Problem description
In the entries below, how many lines hold the word "date"? Answer with the number only.

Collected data
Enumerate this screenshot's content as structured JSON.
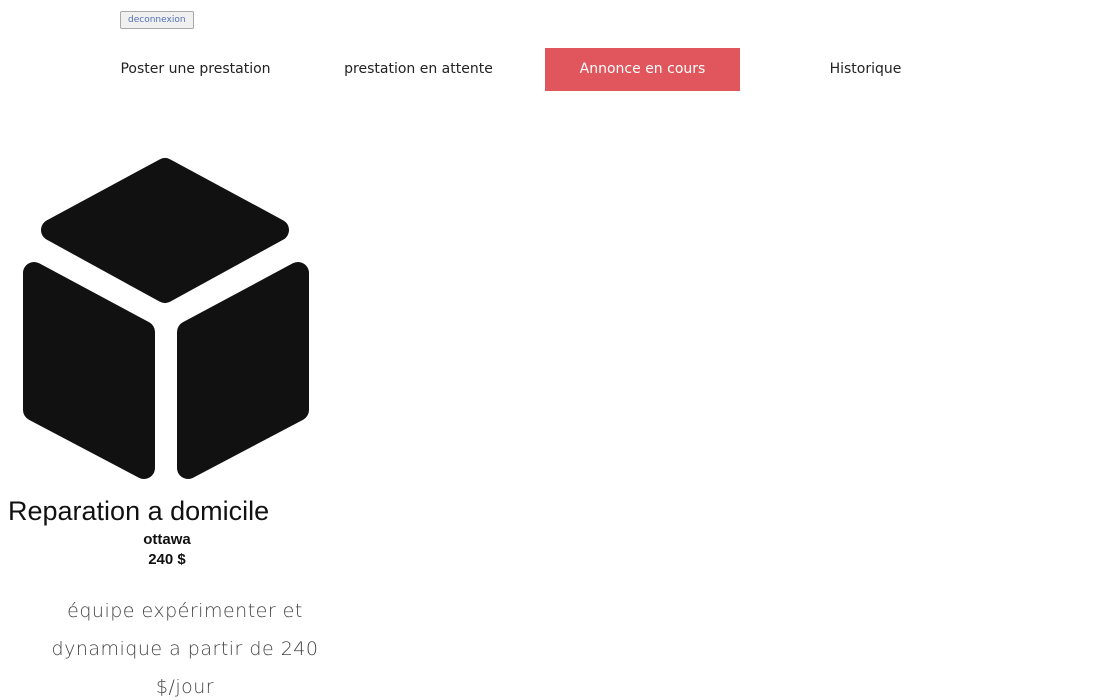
{
  "header": {
    "logout_label": "deconnexion"
  },
  "nav": {
    "items": [
      {
        "label": "Poster une prestation",
        "active": false
      },
      {
        "label": "prestation en attente",
        "active": false
      },
      {
        "label": "Annonce en cours",
        "active": true
      },
      {
        "label": "Historique",
        "active": false
      }
    ],
    "active_color": "#e0565c"
  },
  "listing": {
    "icon": "cube-icon",
    "title": "Reparation a domicile",
    "city": "ottawa",
    "price": "240 $",
    "description": "équipe expérimenter et dynamique a partir de 240 $/jour"
  }
}
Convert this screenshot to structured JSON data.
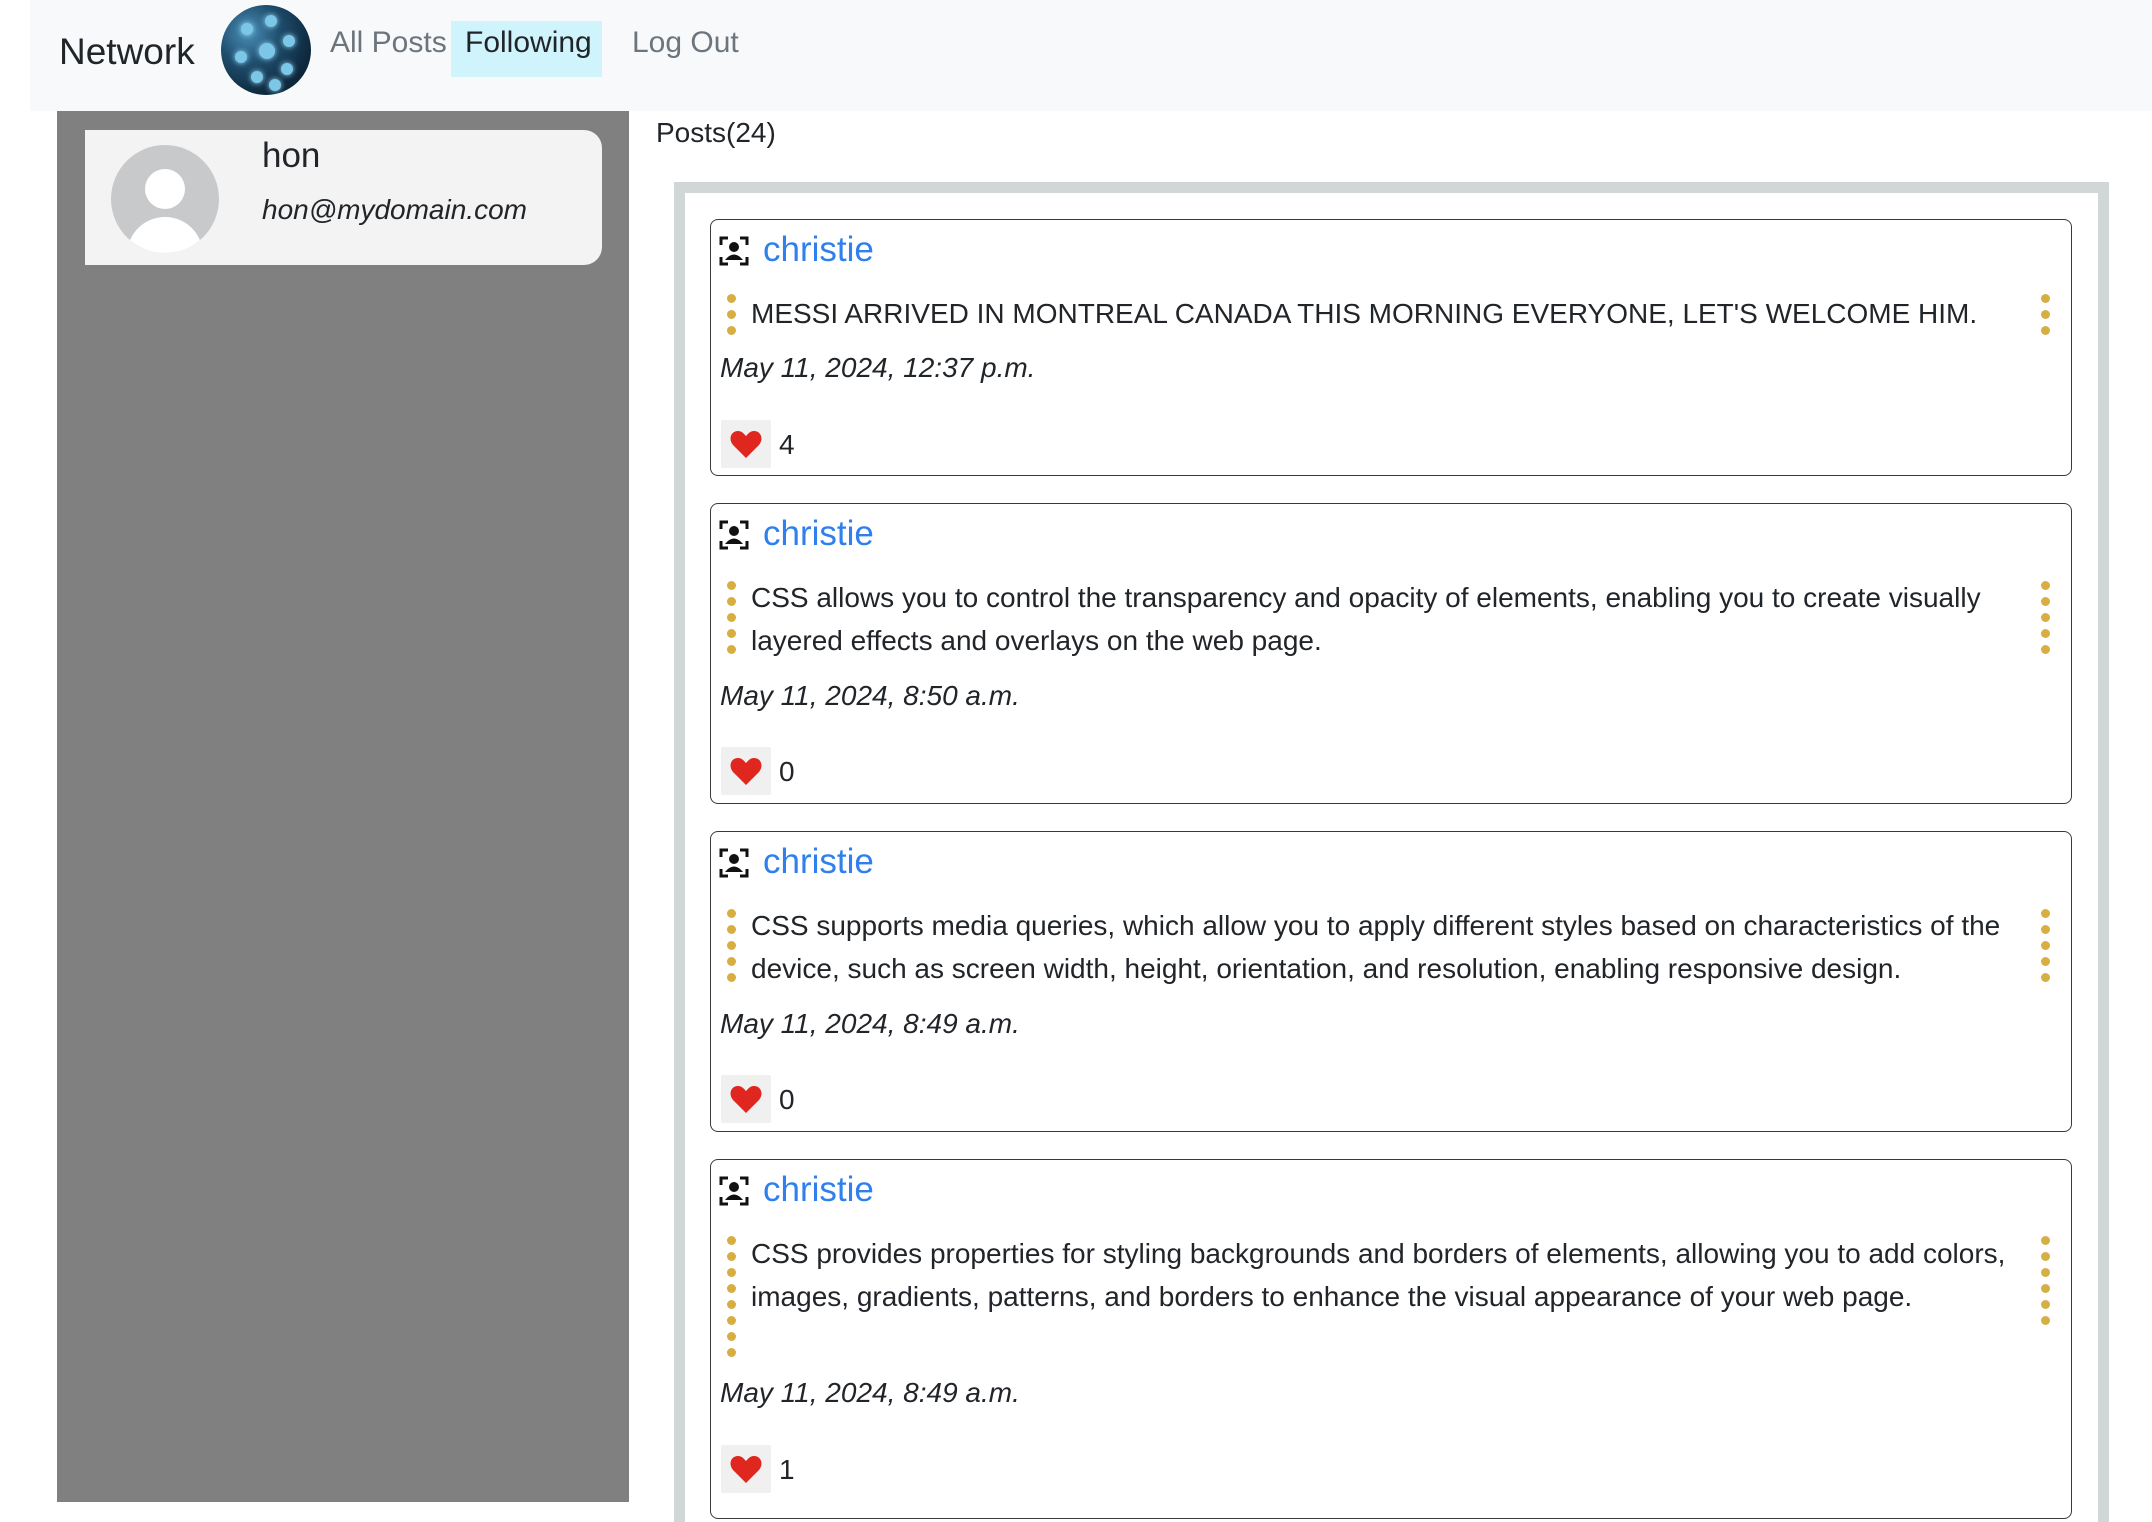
{
  "navbar": {
    "brand": "Network",
    "logo_icon": "network-globe-icon",
    "links": [
      {
        "label": "All Posts",
        "active": false
      },
      {
        "label": "Following",
        "active": true
      },
      {
        "label": "Log Out",
        "active": false
      }
    ]
  },
  "profile": {
    "username": "hon",
    "email": "hon@mydomain.com",
    "avatar_icon": "default-user-avatar-icon"
  },
  "posts_header": "Posts(24)",
  "posts": [
    {
      "author": "christie",
      "content": "MESSI ARRIVED IN MONTREAL CANADA THIS MORNING EVERYONE, LET'S WELCOME HIM.",
      "date": "May 11, 2024, 12:37 p.m.",
      "likes": "4"
    },
    {
      "author": "christie",
      "content": "CSS allows you to control the transparency and opacity of elements, enabling you to create visually layered effects and overlays on the web page.",
      "date": "May 11, 2024, 8:50 a.m.",
      "likes": "0"
    },
    {
      "author": "christie",
      "content": "CSS supports media queries, which allow you to apply different styles based on characteristics of the device, such as screen width, height, orientation, and resolution, enabling responsive design.",
      "date": "May 11, 2024, 8:49 a.m.",
      "likes": "0"
    },
    {
      "author": "christie",
      "content": "CSS provides properties for styling backgrounds and borders of elements, allowing you to add colors, images, gradients, patterns, and borders to enhance the visual appearance of your web page.",
      "date": "May 11, 2024, 8:49 a.m.",
      "likes": "1"
    }
  ],
  "colors": {
    "link": "#2f80ed",
    "dots": "#d6ae42",
    "heart": "#e0271f",
    "sidebar": "#808080",
    "active_nav": "#cff4fc"
  }
}
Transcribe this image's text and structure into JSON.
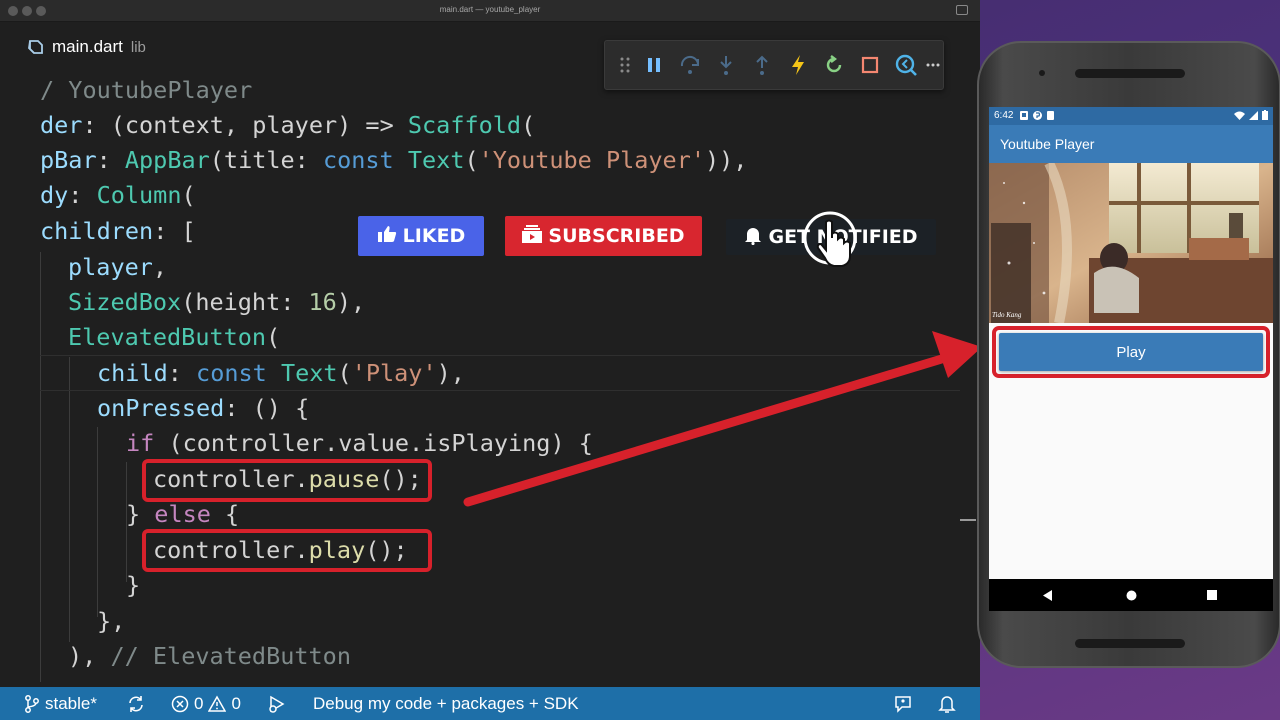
{
  "window": {
    "title": "main.dart — youtube_player"
  },
  "tab": {
    "filename": "main.dart",
    "directory": "lib"
  },
  "debug_toolbar": {
    "buttons": [
      "drag-handle",
      "pause",
      "step-over",
      "step-into",
      "step-out",
      "hot-reload",
      "hot-restart",
      "stop",
      "devtools",
      "more"
    ]
  },
  "code": {
    "lines": [
      "/ YoutubePlayer",
      "der: (context, player) => Scaffold(",
      "pBar: AppBar(title: const Text('Youtube Player')),",
      "dy: Column(",
      "children: [",
      "player,",
      "SizedBox(height: 16),",
      "ElevatedButton(",
      "child: const Text('Play'),",
      "onPressed: () {",
      "if (controller.value.isPlaying) {",
      "controller.pause();",
      "} else {",
      "controller.play();",
      "}",
      "},",
      "), // ElevatedButton"
    ]
  },
  "statusbar": {
    "branch": "stable*",
    "errors": "0",
    "warnings": "0",
    "debug_mode": "Debug my code + packages + SDK"
  },
  "overlay": {
    "liked": "LIKED",
    "subscribed": "SUBSCRIBED",
    "notify": "GET NOTIFIED"
  },
  "phone": {
    "time": "6:42",
    "app_title": "Youtube Player",
    "video_caption": "Tido Kang",
    "play_label": "Play"
  },
  "colors": {
    "highlight": "#d7212b",
    "statusbar": "#1e6fa8",
    "app_bar": "#3a7bb7"
  }
}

Reply to the exercise
4